If you’re the type of person who craves variety, taking on the role of contract employee can be the perfect arrangement. Maybe you’ll be on assignment In California for a month, and then immediately head to New York for a new assignment. You’re never in the same situation twice, but you’re always the “new kid.” How do you figure out how to fit into a company culture fast enough to create an environment conducive to doing your best work?
Why is this important? In one word, a company’s culture is their “personality.” It’s the organization’s philosophy about the work, employees, lifestyle, and even physical environment. For a contractor, relating to that personality is extremely important. It means fitting in with the existing norms; not being able to mesh well can cause a real problem. The company culture significantly impacts the overall efficiency and effectiveness of its employees, so you need to figure out the lay of the land quickly.
Learn what you need to do your job effectively
With contract work, you’ll be expected to hit the ground running with the existing team. As soon as your assignment starts, or even before, learn what you need to be effective in your job. A few things to start with:
- Names and roles of others you’ll be in contact with
-If you’ll be required to attend meetings, and in what capacity
-Any specific company workflow and/or approval processes
Take notes, and refer to them often. Be sure to ask relevant training questions, which will express your understanding of specific concepts. The ability to demonstrate a self-sufficient work mentality is the first step in earning your coworkers trust, which in turn can break the ice and help you see more of what the organization is about.
Evaluate the lay of the land

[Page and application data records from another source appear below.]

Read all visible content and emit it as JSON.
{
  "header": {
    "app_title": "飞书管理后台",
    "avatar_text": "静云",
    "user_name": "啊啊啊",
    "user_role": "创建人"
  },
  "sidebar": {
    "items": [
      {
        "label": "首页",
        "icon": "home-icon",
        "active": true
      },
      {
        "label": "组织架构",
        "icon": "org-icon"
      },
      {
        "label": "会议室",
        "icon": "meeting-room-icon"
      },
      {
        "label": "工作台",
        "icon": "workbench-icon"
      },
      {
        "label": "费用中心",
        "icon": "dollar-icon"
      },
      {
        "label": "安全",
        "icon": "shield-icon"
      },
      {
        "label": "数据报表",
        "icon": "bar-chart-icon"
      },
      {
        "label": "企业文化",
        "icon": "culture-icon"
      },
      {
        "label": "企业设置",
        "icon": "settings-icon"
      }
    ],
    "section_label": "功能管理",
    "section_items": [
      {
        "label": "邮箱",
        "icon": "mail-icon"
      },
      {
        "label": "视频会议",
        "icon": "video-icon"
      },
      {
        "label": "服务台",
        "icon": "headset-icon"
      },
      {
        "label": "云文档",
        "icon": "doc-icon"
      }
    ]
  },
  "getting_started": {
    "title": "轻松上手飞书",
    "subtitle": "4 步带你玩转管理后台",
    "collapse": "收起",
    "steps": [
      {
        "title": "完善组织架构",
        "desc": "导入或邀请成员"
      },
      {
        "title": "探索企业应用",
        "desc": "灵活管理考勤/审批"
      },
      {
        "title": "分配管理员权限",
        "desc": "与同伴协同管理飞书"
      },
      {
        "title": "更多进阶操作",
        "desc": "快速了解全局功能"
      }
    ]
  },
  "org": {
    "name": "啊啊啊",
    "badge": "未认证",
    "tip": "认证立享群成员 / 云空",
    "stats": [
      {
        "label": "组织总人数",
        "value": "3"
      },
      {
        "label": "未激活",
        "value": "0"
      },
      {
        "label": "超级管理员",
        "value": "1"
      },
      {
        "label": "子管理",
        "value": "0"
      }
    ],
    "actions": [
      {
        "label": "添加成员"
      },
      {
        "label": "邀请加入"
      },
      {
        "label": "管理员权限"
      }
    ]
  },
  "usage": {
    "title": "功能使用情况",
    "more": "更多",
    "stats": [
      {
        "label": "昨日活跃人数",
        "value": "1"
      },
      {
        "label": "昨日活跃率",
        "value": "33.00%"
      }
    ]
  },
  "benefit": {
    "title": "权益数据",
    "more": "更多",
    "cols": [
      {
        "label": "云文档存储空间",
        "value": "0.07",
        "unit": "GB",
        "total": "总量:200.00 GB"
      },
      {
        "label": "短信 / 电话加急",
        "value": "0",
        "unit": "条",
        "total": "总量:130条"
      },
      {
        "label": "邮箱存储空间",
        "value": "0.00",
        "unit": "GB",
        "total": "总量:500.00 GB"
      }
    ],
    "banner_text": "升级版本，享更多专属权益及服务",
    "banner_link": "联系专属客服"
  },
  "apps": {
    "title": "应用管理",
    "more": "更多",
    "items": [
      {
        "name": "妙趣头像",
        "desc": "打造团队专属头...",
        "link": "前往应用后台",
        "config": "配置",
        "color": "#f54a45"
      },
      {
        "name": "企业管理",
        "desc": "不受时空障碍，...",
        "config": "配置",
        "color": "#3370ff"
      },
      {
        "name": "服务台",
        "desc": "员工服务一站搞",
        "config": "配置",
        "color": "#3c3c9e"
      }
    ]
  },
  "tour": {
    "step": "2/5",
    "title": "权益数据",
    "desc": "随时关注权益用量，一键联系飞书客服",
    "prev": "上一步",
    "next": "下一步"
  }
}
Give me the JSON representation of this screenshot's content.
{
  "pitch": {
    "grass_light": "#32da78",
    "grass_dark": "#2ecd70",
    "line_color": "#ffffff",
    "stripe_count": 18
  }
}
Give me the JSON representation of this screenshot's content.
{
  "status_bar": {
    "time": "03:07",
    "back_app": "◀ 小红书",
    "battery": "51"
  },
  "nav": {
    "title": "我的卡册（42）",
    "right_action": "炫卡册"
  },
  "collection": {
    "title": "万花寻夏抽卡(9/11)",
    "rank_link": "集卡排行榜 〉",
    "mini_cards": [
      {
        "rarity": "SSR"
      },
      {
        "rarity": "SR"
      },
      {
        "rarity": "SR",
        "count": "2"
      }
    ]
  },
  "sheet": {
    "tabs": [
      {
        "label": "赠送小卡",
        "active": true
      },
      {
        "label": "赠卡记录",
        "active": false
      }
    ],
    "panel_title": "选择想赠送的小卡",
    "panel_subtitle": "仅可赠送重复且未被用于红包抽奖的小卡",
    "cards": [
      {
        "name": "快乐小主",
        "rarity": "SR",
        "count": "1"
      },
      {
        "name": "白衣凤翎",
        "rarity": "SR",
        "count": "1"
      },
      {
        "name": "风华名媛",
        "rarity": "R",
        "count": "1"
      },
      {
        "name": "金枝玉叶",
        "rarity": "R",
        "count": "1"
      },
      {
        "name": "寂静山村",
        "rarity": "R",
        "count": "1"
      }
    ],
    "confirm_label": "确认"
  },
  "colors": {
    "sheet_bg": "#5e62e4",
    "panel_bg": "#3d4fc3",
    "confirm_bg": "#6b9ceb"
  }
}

This means, knowing when to keep your head low and observe, and when to speak up and ask questions. If you’re unsure how to act, it’s best to default to the side of overly formal. Remember, the rules aren’t always the same for contract employees. Being new, you need to be comfortable on assignment, but respect other’s boundaries (both physically and socially). There is a line not to be crossed that shows a sense of entitlement or the right to pass criticisms. When in doubt, your on-site supervisor is your best resource for how to navigate the workplace.
Stay Positive + Build Rapport
Understand how to be friendly without the need to “make friends” while on work assignments. Don’t allow yourself to get associated with internal drama, gossip, or petty disputes. People like working with friendly people; keep your interactions with others positive. Something that can happen as a contractor, is the company’s most bitter employees will immediately seek you out. After all, the other employees don’t want to hear their complaints anymore and you’re a new set of ears. Don’t engage. Be courteous, but your easy out can always be that your time is the company’s money and you need to get back to work. Keep things light and general, after all… it is a work environment.
Hopefully, at the end of your contract, you’re seen as someone who blends into the culture and is easy to work with. This is even more important if you are working with a recruiter, as they will take the positive feedback and work extra hard to find you a new opportunity. If you liked the culture, hopefully you will be invited back. If you decide the culture is not for you, the good news is you haven’t burned any bridges and can simply learn from the experience and move on to your next assignment.